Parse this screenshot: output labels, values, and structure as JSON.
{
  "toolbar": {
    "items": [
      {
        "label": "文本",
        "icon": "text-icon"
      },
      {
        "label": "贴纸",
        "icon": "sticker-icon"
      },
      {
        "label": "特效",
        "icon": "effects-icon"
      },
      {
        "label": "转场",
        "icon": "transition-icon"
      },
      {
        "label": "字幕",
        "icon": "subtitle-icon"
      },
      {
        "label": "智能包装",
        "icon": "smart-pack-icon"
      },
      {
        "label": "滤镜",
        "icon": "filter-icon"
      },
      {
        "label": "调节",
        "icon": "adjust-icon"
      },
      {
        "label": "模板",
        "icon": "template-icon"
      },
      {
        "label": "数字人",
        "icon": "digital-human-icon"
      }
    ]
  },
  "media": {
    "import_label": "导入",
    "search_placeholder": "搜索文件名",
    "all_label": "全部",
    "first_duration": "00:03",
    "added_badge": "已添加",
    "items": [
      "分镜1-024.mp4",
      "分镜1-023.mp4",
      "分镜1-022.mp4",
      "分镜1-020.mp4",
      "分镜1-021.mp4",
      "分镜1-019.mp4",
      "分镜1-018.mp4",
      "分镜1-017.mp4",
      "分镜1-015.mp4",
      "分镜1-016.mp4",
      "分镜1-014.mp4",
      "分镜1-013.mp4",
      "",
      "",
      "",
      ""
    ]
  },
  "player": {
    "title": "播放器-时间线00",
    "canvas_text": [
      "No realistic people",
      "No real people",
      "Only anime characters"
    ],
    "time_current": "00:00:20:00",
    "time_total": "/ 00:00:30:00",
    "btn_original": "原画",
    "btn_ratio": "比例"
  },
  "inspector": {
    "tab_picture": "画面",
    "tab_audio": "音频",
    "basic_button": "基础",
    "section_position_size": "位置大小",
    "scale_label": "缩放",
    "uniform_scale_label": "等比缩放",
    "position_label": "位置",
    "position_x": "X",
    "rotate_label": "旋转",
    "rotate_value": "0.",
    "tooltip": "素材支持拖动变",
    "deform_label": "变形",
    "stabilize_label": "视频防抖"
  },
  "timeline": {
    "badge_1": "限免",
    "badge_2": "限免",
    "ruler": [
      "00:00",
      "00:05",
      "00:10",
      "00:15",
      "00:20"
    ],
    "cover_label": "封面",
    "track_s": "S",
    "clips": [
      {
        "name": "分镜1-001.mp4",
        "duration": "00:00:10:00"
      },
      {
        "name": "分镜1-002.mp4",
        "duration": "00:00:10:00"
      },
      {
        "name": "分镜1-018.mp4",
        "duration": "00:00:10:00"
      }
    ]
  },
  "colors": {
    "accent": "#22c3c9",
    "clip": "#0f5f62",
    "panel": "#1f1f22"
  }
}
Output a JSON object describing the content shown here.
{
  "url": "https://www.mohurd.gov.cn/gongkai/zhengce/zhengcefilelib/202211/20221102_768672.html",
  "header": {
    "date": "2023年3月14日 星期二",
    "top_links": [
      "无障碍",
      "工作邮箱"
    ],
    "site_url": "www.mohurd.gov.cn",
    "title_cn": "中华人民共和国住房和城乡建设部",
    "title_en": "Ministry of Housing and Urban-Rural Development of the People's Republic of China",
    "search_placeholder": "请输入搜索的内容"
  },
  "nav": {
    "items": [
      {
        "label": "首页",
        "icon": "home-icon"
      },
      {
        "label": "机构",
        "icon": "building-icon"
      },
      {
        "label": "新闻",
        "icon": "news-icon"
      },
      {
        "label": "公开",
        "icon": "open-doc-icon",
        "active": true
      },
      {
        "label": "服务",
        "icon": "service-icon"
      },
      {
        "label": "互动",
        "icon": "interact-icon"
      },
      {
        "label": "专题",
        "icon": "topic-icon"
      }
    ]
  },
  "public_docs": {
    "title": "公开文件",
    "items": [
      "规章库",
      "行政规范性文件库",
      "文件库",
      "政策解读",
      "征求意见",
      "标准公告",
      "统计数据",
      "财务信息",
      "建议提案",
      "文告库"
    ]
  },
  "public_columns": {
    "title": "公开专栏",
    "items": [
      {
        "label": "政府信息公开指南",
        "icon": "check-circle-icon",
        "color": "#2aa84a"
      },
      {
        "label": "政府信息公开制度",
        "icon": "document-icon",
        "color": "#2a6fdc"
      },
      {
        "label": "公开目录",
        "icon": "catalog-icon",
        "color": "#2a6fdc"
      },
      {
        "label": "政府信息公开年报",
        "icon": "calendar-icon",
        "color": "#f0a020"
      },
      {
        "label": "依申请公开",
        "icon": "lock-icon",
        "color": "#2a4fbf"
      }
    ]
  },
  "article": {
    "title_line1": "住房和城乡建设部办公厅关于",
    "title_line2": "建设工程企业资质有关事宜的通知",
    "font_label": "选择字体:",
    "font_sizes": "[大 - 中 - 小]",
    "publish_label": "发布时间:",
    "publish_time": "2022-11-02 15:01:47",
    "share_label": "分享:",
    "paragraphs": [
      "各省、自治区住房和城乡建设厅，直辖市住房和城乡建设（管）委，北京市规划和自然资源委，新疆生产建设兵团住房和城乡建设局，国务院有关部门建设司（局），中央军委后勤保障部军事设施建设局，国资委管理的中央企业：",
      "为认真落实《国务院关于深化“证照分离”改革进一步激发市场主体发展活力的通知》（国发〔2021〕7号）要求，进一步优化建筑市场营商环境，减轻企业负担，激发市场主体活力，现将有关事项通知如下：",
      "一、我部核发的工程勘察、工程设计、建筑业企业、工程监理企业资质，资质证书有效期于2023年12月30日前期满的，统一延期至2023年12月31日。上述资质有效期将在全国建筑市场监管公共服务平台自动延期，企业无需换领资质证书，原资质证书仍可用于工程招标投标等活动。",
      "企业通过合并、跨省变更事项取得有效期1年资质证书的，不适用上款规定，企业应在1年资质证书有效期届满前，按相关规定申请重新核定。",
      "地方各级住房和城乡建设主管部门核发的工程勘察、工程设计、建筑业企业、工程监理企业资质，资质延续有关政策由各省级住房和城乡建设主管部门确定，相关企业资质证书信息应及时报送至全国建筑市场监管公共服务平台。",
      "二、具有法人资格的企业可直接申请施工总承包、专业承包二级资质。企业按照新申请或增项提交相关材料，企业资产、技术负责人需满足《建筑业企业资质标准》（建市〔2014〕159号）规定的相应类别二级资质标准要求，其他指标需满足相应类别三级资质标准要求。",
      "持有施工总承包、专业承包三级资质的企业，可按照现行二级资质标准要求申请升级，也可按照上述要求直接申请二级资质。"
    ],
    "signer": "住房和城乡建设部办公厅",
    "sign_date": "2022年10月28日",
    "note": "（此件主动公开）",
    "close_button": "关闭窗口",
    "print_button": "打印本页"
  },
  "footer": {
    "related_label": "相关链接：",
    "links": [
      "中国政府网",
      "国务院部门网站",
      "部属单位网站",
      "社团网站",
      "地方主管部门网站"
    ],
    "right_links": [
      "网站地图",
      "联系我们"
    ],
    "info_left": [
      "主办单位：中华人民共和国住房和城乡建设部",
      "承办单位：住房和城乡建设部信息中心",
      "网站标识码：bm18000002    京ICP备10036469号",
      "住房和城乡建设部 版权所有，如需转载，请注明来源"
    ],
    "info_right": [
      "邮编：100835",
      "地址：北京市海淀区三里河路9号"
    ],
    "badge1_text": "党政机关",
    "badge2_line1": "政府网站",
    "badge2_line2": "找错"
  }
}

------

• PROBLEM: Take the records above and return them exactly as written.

• EXERCISE ANSWER:
Parse this screenshot: output labels, values, and structure as JSON.
{
  "toolbar": {
    "items": [
      {
        "label": "文本",
        "icon": "text-icon"
      },
      {
        "label": "贴纸",
        "icon": "sticker-icon"
      },
      {
        "label": "特效",
        "icon": "effects-icon"
      },
      {
        "label": "转场",
        "icon": "transition-icon"
      },
      {
        "label": "字幕",
        "icon": "subtitle-icon"
      },
      {
        "label": "智能包装",
        "icon": "smart-pack-icon"
      },
      {
        "label": "滤镜",
        "icon": "filter-icon"
      },
      {
        "label": "调节",
        "icon": "adjust-icon"
      },
      {
        "label": "模板",
        "icon": "template-icon"
      },
      {
        "label": "数字人",
        "icon": "digital-human-icon"
      }
    ]
  },
  "media": {
    "import_label": "导入",
    "search_placeholder": "搜索文件名",
    "all_label": "全部",
    "first_duration": "00:03",
    "added_badge": "已添加",
    "items": [
      "分镜1-024.mp4",
      "分镜1-023.mp4",
      "分镜1-022.mp4",
      "分镜1-020.mp4",
      "分镜1-021.mp4",
      "分镜1-019.mp4",
      "分镜1-018.mp4",
      "分镜1-017.mp4",
      "分镜1-015.mp4",
      "分镜1-016.mp4",
      "分镜1-014.mp4",
      "分镜1-013.mp4",
      "",
      "",
      "",
      ""
    ]
  },
  "player": {
    "title": "播放器-时间线00",
    "canvas_text": [
      "No realistic people",
      "No real people",
      "Only anime characters"
    ],
    "time_current": "00:00:20:00",
    "time_total": "/ 00:00:30:00",
    "btn_original": "原画",
    "btn_ratio": "比例"
  },
  "inspector": {
    "tab_picture": "画面",
    "tab_audio": "音频",
    "basic_button": "基础",
    "section_position_size": "位置大小",
    "scale_label": "缩放",
    "uniform_scale_label": "等比缩放",
    "position_label": "位置",
    "position_x": "X",
    "rotate_label": "旋转",
    "rotate_value": "0.",
    "tooltip": "素材支持拖动变",
    "deform_label": "变形",
    "stabilize_label": "视频防抖"
  },
  "timeline": {
    "badge_1": "限免",
    "badge_2": "限免",
    "ruler": [
      "00:00",
      "00:05",
      "00:10",
      "00:15",
      "00:20"
    ],
    "cover_label": "封面",
    "track_s": "S",
    "clips": [
      {
        "name": "分镜1-001.mp4",
        "duration": "00:00:10:00"
      },
      {
        "name": "分镜1-002.mp4",
        "duration": "00:00:10:00"
      },
      {
        "name": "分镜1-018.mp4",
        "duration": "00:00:10:00"
      }
    ]
  },
  "colors": {
    "accent": "#22c3c9",
    "clip": "#0f5f62",
    "panel": "#1f1f22"
  }
}
Output a JSON object describing the content shown here.
{
  "url": "https://www.mohurd.gov.cn/gongkai/zhengce/zhengcefilelib/202211/20221102_768672.html",
  "header": {
    "date": "2023年3月14日 星期二",
    "top_links": [
      "无障碍",
      "工作邮箱"
    ],
    "site_url": "www.mohurd.gov.cn",
    "title_cn": "中华人民共和国住房和城乡建设部",
    "title_en": "Ministry of Housing and Urban-Rural Development of the People's Republic of China",
    "search_placeholder": "请输入搜索的内容"
  },
  "nav": {
    "items": [
      {
        "label": "首页",
        "icon": "home-icon"
      },
      {
        "label": "机构",
        "icon": "building-icon"
      },
      {
        "label": "新闻",
        "icon": "news-icon"
      },
      {
        "label": "公开",
        "icon": "open-doc-icon",
        "active": true
      },
      {
        "label": "服务",
        "icon": "service-icon"
      },
      {
        "label": "互动",
        "icon": "interact-icon"
      },
      {
        "label": "专题",
        "icon": "topic-icon"
      }
    ]
  },
  "public_docs": {
    "title": "公开文件",
    "items": [
      "规章库",
      "行政规范性文件库",
      "文件库",
      "政策解读",
      "征求意见",
      "标准公告",
      "统计数据",
      "财务信息",
      "建议提案",
      "文告库"
    ]
  },
  "public_columns": {
    "title": "公开专栏",
    "items": [
      {
        "label": "政府信息公开指南",
        "icon": "check-circle-icon",
        "color": "#2aa84a"
      },
      {
        "label": "政府信息公开制度",
        "icon": "document-icon",
        "color": "#2a6fdc"
      },
      {
        "label": "公开目录",
        "icon": "catalog-icon",
        "color": "#2a6fdc"
      },
      {
        "label": "政府信息公开年报",
        "icon": "calendar-icon",
        "color": "#f0a020"
      },
      {
        "label": "依申请公开",
        "icon": "lock-icon",
        "color": "#2a4fbf"
      }
    ]
  },
  "article": {
    "title_line1": "住房和城乡建设部办公厅关于",
    "title_line2": "建设工程企业资质有关事宜的通知",
    "font_label": "选择字体:",
    "font_sizes": "[大 - 中 - 小]",
    "publish_label": "发布时间:",
    "publish_time": "2022-11-02 15:01:47",
    "share_label": "分享:",
    "paragraphs": [
      "各省、自治区住房和城乡建设厅，直辖市住房和城乡建设（管）委，北京市规划和自然资源委，新疆生产建设兵团住房和城乡建设局，国务院有关部门建设司（局），中央军委后勤保障部军事设施建设局，国资委管理的中央企业：",
      "为认真落实《国务院关于深化“证照分离”改革进一步激发市场主体发展活力的通知》（国发〔2021〕7号）要求，进一步优化建筑市场营商环境，减轻企业负担，激发市场主体活力，现将有关事项通知如下：",
      "一、我部核发的工程勘察、工程设计、建筑业企业、工程监理企业资质，资质证书有效期于2023年12月30日前期满的，统一延期至2023年12月31日。上述资质有效期将在全国建筑市场监管公共服务平台自动延期，企业无需换领资质证书，原资质证书仍可用于工程招标投标等活动。",
      "企业通过合并、跨省变更事项取得有效期1年资质证书的，不适用上款规定，企业应在1年资质证书有效期届满前，按相关规定申请重新核定。",
      "地方各级住房和城乡建设主管部门核发的工程勘察、工程设计、建筑业企业、工程监理企业资质，资质延续有关政策由各省级住房和城乡建设主管部门确定，相关企业资质证书信息应及时报送至全国建筑市场监管公共服务平台。",
      "二、具有法人资格的企业可直接申请施工总承包、专业承包二级资质。企业按照新申请或增项提交相关材料，企业资产、技术负责人需满足《建筑业企业资质标准》（建市〔2014〕159号）规定的相应类别二级资质标准要求，其他指标需满足相应类别三级资质标准要求。",
      "持有施工总承包、专业承包三级资质的企业，可按照现行二级资质标准要求申请升级，也可按照上述要求直接申请二级资质。"
    ],
    "signer": "住房和城乡建设部办公厅",
    "sign_date": "2022年10月28日",
    "note": "（此件主动公开）",
    "close_button": "关闭窗口",
    "print_button": "打印本页"
  },
  "footer": {
    "related_label": "相关链接：",
    "links": [
      "中国政府网",
      "国务院部门网站",
      "部属单位网站",
      "社团网站",
      "地方主管部门网站"
    ],
    "right_links": [
      "网站地图",
      "联系我们"
    ],
    "info_left": [
      "主办单位：中华人民共和国住房和城乡建设部",
      "承办单位：住房和城乡建设部信息中心",
      "网站标识码：bm18000002    京ICP备10036469号",
      "住房和城乡建设部 版权所有，如需转载，请注明来源"
    ],
    "info_right": [
      "邮编：100835",
      "地址：北京市海淀区三里河路9号"
    ],
    "badge1_text": "党政机关",
    "badge2_line1": "政府网站",
    "badge2_line2": "找错"
  }
}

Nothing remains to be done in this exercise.